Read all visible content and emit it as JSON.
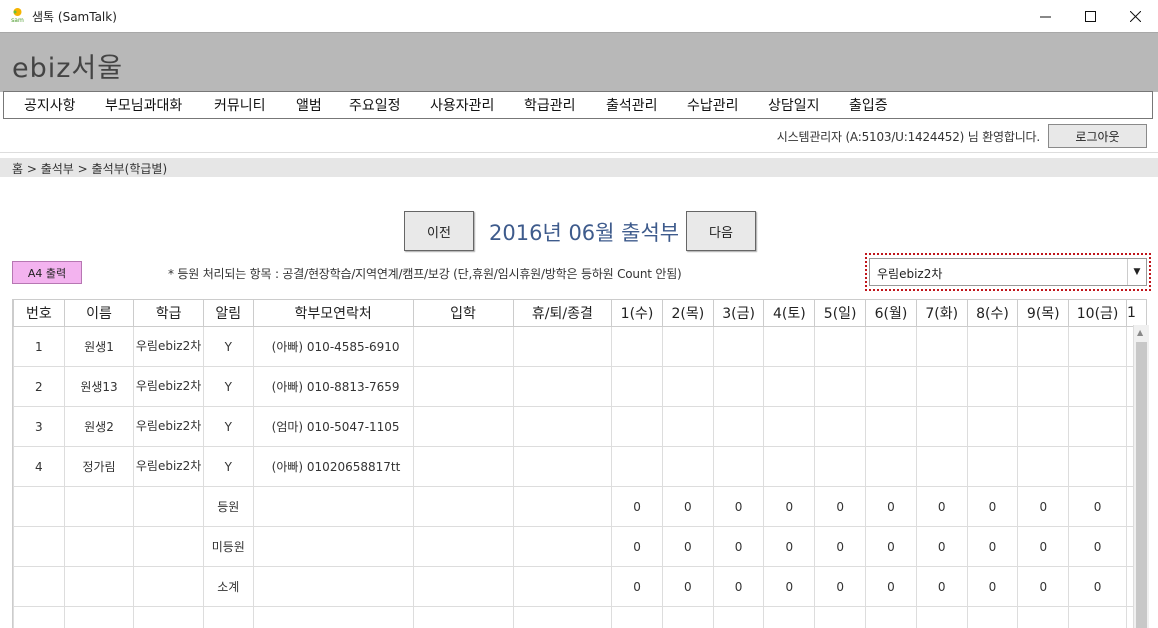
{
  "window": {
    "title": "샘톡 (SamTalk)",
    "icon_text": "sam",
    "minimize": "—",
    "maximize": "☐",
    "close": "✕"
  },
  "banner": {
    "title": "ebiz서울"
  },
  "menu": {
    "items": [
      "공지사항",
      "부모님과대화",
      "커뮤니티",
      "앨범",
      "주요일정",
      "사용자관리",
      "학급관리",
      "출석관리",
      "수납관리",
      "상담일지",
      "출입증"
    ]
  },
  "header": {
    "welcome": "시스템관리자 (A:5103/U:1424452) 님 환영합니다.",
    "logout_label": "로그아웃"
  },
  "breadcrumb": "홈 > 출석부 > 출석부(학급별)",
  "month_nav": {
    "prev_label": "이전",
    "title": "2016년 06월 출석부",
    "next_label": "다음"
  },
  "print_label": "A4 출력",
  "note": "* 등원 처리되는 항목 : 공결/현장학습/지역연계/캠프/보강 (단,휴원/임시휴원/방학은 등하원 Count 안됨)",
  "class_select": {
    "value": "우림ebiz2차",
    "arrow": "▼"
  },
  "table": {
    "headers": [
      "번호",
      "이름",
      "학급",
      "알림",
      "학부모연락처",
      "입학",
      "휴/퇴/종결",
      "1(수)",
      "2(목)",
      "3(금)",
      "4(토)",
      "5(일)",
      "6(월)",
      "7(화)",
      "8(수)",
      "9(목)",
      "10(금)",
      "1"
    ],
    "rows": [
      {
        "cells": [
          "1",
          "원생1",
          "우림ebiz2차",
          "Y",
          "(아빠) 010-4585-6910",
          "",
          "",
          "",
          "",
          "",
          "",
          "",
          "",
          "",
          "",
          "",
          "",
          ""
        ]
      },
      {
        "cells": [
          "2",
          "원생13",
          "우림ebiz2차",
          "Y",
          "(아빠) 010-8813-7659",
          "",
          "",
          "",
          "",
          "",
          "",
          "",
          "",
          "",
          "",
          "",
          "",
          ""
        ]
      },
      {
        "cells": [
          "3",
          "원생2",
          "우림ebiz2차",
          "Y",
          "(엄마) 010-5047-1105",
          "",
          "",
          "",
          "",
          "",
          "",
          "",
          "",
          "",
          "",
          "",
          "",
          ""
        ]
      },
      {
        "cells": [
          "4",
          "정가림",
          "우림ebiz2차",
          "Y",
          "(아빠) 01020658817tt",
          "",
          "",
          "",
          "",
          "",
          "",
          "",
          "",
          "",
          "",
          "",
          "",
          ""
        ]
      }
    ],
    "summary": [
      {
        "cells": [
          "",
          "",
          "",
          "등원",
          "",
          "",
          "",
          "0",
          "0",
          "0",
          "0",
          "0",
          "0",
          "0",
          "0",
          "0",
          "0",
          ""
        ]
      },
      {
        "cells": [
          "",
          "",
          "",
          "미등원",
          "",
          "",
          "",
          "0",
          "0",
          "0",
          "0",
          "0",
          "0",
          "0",
          "0",
          "0",
          "0",
          ""
        ]
      },
      {
        "cells": [
          "",
          "",
          "",
          "소계",
          "",
          "",
          "",
          "0",
          "0",
          "0",
          "0",
          "0",
          "0",
          "0",
          "0",
          "0",
          "0",
          ""
        ]
      },
      {
        "cells": [
          "",
          "",
          "",
          "",
          "",
          "",
          "",
          "",
          "",
          "",
          "",
          "",
          "",
          "",
          "",
          "",
          "",
          ""
        ]
      }
    ]
  },
  "colors": {
    "banner": "#b8b8b8",
    "title_blue": "#3e5b8c",
    "print_pink": "#f3b3ef",
    "highlight_red": "#c0151b"
  }
}
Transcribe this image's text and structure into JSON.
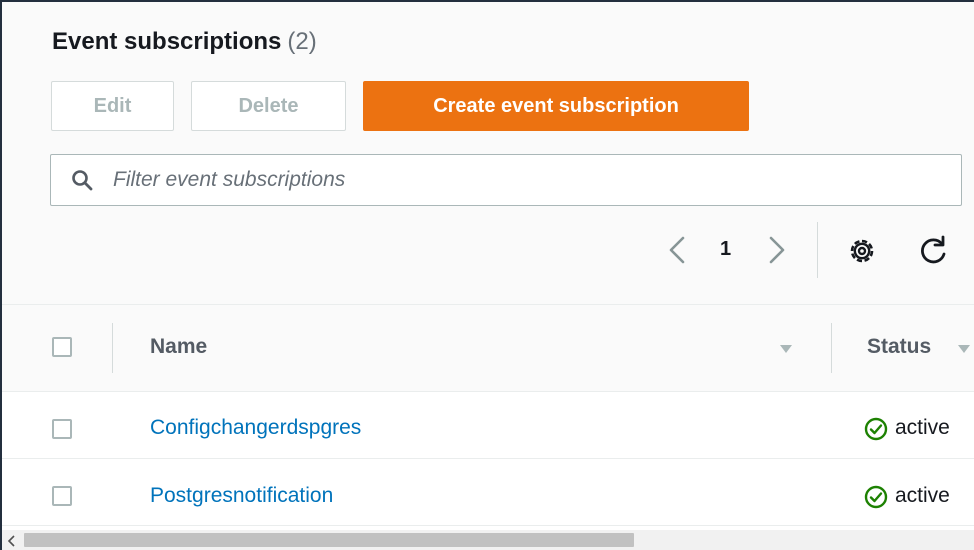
{
  "header": {
    "title": "Event subscriptions",
    "count": "(2)"
  },
  "toolbar": {
    "edit_label": "Edit",
    "delete_label": "Delete",
    "create_label": "Create event subscription"
  },
  "search": {
    "placeholder": "Filter event subscriptions",
    "value": "",
    "icon": "search-icon"
  },
  "pagination": {
    "current_page": "1",
    "prev_icon": "chevron-left-icon",
    "next_icon": "chevron-right-icon"
  },
  "tools": {
    "settings_icon": "gear-icon",
    "refresh_icon": "refresh-icon"
  },
  "table": {
    "columns": [
      {
        "label": "Name",
        "sort_icon": "sort-down-icon"
      },
      {
        "label": "Status",
        "sort_icon": "sort-down-icon"
      }
    ],
    "rows": [
      {
        "name": "Configchangerdspgres",
        "status": "active",
        "status_icon": "check-circle-icon",
        "selected": false
      },
      {
        "name": "Postgresnotification",
        "status": "active",
        "status_icon": "check-circle-icon",
        "selected": false
      }
    ]
  },
  "colors": {
    "primary_button": "#ec7211",
    "link": "#0073bb",
    "success": "#1d8102",
    "disabled_text": "#aab7b8"
  }
}
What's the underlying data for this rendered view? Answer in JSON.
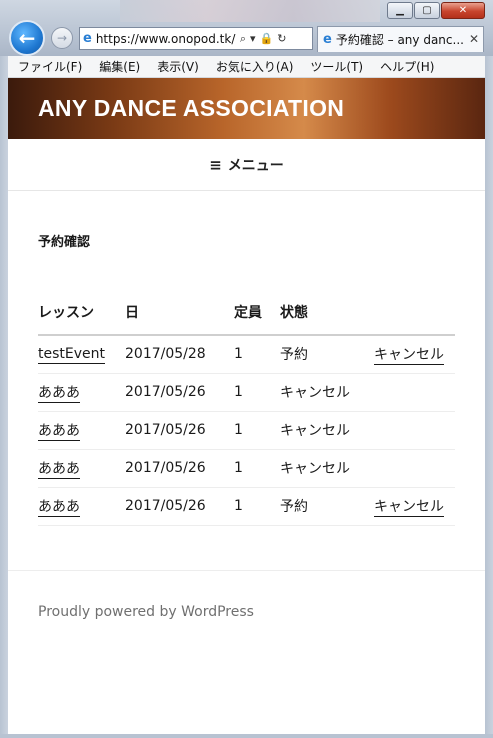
{
  "browser": {
    "address": "https://www.onopod.tk/",
    "tab_title": "予約確認 – any danc...",
    "menu": [
      "ファイル(F)",
      "編集(E)",
      "表示(V)",
      "お気に入り(A)",
      "ツール(T)",
      "ヘルプ(H)"
    ]
  },
  "site": {
    "title": "ANY DANCE ASSOCIATION",
    "menu_label": "メニュー"
  },
  "page": {
    "heading": "予約確認",
    "table": {
      "headers": [
        "レッスン",
        "日",
        "定員",
        "状態",
        ""
      ],
      "rows": [
        {
          "lesson": "testEvent",
          "date": "2017/05/28",
          "capacity": "1",
          "status": "予約",
          "action": "キャンセル"
        },
        {
          "lesson": "あああ",
          "date": "2017/05/26",
          "capacity": "1",
          "status": "キャンセル",
          "action": ""
        },
        {
          "lesson": "あああ",
          "date": "2017/05/26",
          "capacity": "1",
          "status": "キャンセル",
          "action": ""
        },
        {
          "lesson": "あああ",
          "date": "2017/05/26",
          "capacity": "1",
          "status": "キャンセル",
          "action": ""
        },
        {
          "lesson": "あああ",
          "date": "2017/05/26",
          "capacity": "1",
          "status": "予約",
          "action": "キャンセル"
        }
      ]
    }
  },
  "footer": {
    "text": "Proudly powered by WordPress"
  },
  "icons": {
    "back": "back-arrow-icon",
    "forward": "forward-arrow-icon",
    "menu": "hamburger-icon",
    "ie": "ie-icon"
  },
  "colors": {
    "header_dark": "#3b1a0c",
    "header_light": "#d58a4a",
    "back_button": "#1f78d1",
    "footer_text": "#707070"
  }
}
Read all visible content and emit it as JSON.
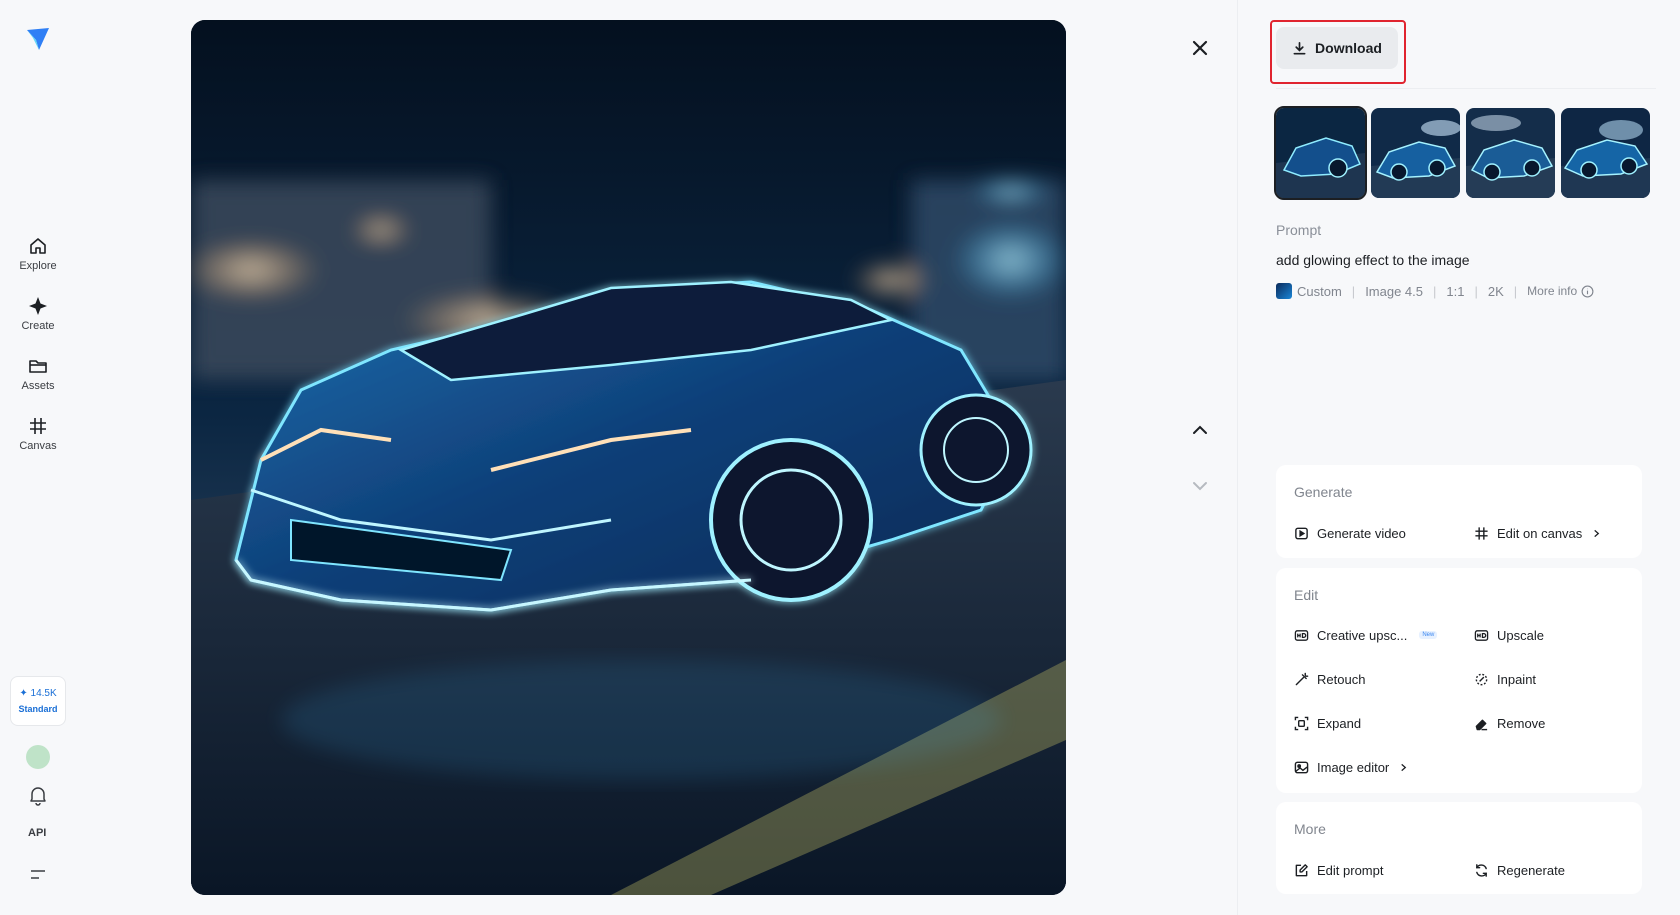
{
  "sidebar": {
    "items": [
      {
        "label": "Explore",
        "icon": "home-icon"
      },
      {
        "label": "Create",
        "icon": "sparkle-icon"
      },
      {
        "label": "Assets",
        "icon": "folder-icon"
      },
      {
        "label": "Canvas",
        "icon": "canvas-icon"
      }
    ],
    "credits": "14.5K",
    "plan": "Standard",
    "api_label": "API"
  },
  "panel": {
    "download_label": "Download",
    "prompt_label": "Prompt",
    "prompt_text": "add glowing effect to the image",
    "meta": {
      "model_name": "Custom",
      "model_version": "Image 4.5",
      "ratio": "1:1",
      "resolution": "2K",
      "more_info": "More info"
    },
    "generate": {
      "title": "Generate",
      "generate_video": "Generate video",
      "edit_on_canvas": "Edit on canvas"
    },
    "edit": {
      "title": "Edit",
      "creative_upscale": "Creative upsc...",
      "new_badge": "New",
      "upscale": "Upscale",
      "retouch": "Retouch",
      "inpaint": "Inpaint",
      "expand": "Expand",
      "remove": "Remove",
      "image_editor": "Image editor"
    },
    "more": {
      "title": "More",
      "edit_prompt": "Edit prompt",
      "regenerate": "Regenerate"
    }
  },
  "colors": {
    "accent": "#1a6fd6",
    "highlight": "#e0242f",
    "glow": "#4fd4ff"
  }
}
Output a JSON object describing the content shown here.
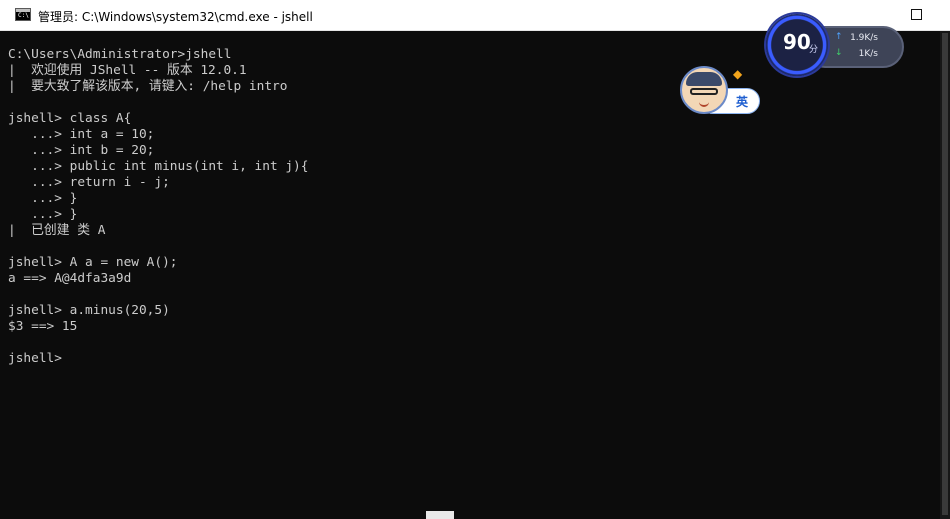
{
  "window": {
    "title": "管理员: C:\\Windows\\system32\\cmd.exe - jshell",
    "icon_label": "C:\\"
  },
  "controls": {
    "minimize_glyph": "—",
    "maximize_icon": "maximize-square"
  },
  "terminal": {
    "text": "C:\\Users\\Administrator>jshell\n|  欢迎使用 JShell -- 版本 12.0.1\n|  要大致了解该版本, 请键入: /help intro\n\njshell> class A{\n   ...> int a = 10;\n   ...> int b = 20;\n   ...> public int minus(int i, int j){\n   ...> return i - j;\n   ...> }\n   ...> }\n|  已创建 类 A\n\njshell> A a = new A();\na ==> A@4dfa3a9d\n\njshell> a.minus(20,5)\n$3 ==> 15\n\njshell>",
    "text_color": "#cccccc",
    "background": "#0c0c0c"
  },
  "speed_widget": {
    "score": "90",
    "score_unit": "分",
    "upload_arrow": "↑",
    "download_arrow": "↓",
    "upload_rate": "1.9K/s",
    "download_rate": "1K/s"
  },
  "ime_widget": {
    "label": "英",
    "badge_icon": "diamond-icon"
  }
}
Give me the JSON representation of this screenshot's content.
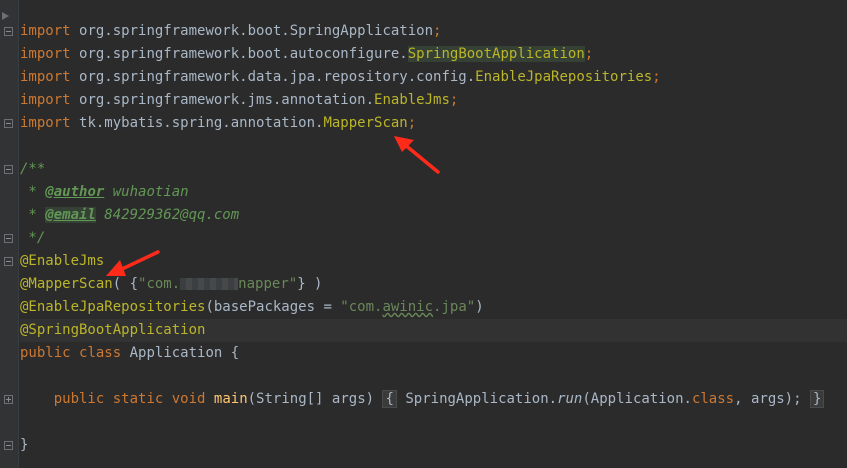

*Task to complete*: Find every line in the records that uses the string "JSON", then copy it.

*Task response*:
Read all visible content and emit it as JSON.
Transcribe this image's text and structure into JSON.
What's the underlying data for this rendered view? Answer in JSON.
Read all visible content and emit it as JSON.
Output a JSON object describing the content shown here.
Give me the JSON representation of this screenshot's content.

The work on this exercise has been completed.